BibTeX https://dblp.org/rec/journals/sosym/KretschmerKLE21.html?view=bibtex
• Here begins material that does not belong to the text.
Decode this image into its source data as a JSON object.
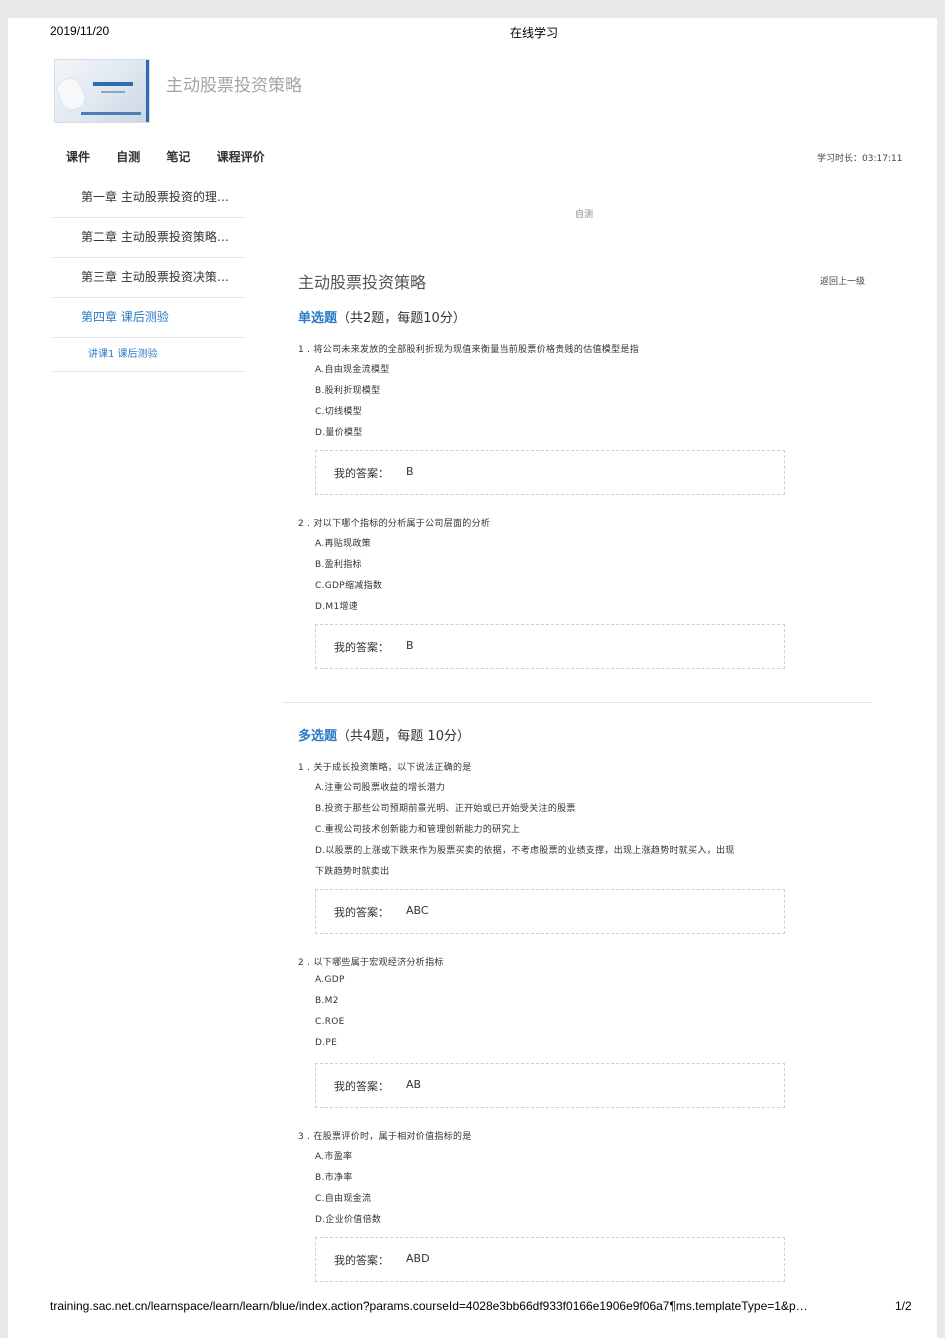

Abstract Developers change models with clear intentions—e.g., for refactoring, defects removal, or evolution. However, in doing so, developers are often unaware of the consequences of their changes. Changes to one part of a model may affect other parts of the same model and/or even other models, possibly created and maintained by other developers. The consequences are incomplete changes and with it inconsistencies within or across models. Extensive works exist on detecting and repairing inconsistencies. However, the literature tends to focus on inconsistencies as errors in need of repairs rather than on incomplete changes in need of further propagation. Many changes are non-trivial and require a series of coordinated model changes. As developers start changing the model, intermittent inconsistencies arise with other parts of the model that developers have not yet changed. These inconsistencies are cues for incomplete change propagation. Resolving these inconsistencies should be done in a manner that is consistent with the original changes. We speak of consistent change propagation. This paper leverages classical inconsistency repair mechanisms to explore the vast search space of change propagation. Our approach not only suggests changes to repair a given inconsistency but also changes to repair inconsistencies caused by the aforementioned repair. In doing so, our approach follows the developer’s intent where subsequent changes may not contradict or backtrack earlier changes. We argue that consistent change propagation is essential for effective model-driven engineering. Our approach and its tool implementation were empirically assessed on 18 case studies from industry, academia, and GitHub to demonstrate its feasibility and scalability. A comparison with two versioned models shows that our approach identifies actual repair sequences that developers had chosen. Furthermore, an experiment involving 22 participants shows that our change propagation approach meets the workflow of how developers handle changes by always computing the sequence of repairs resulting from the change propagation.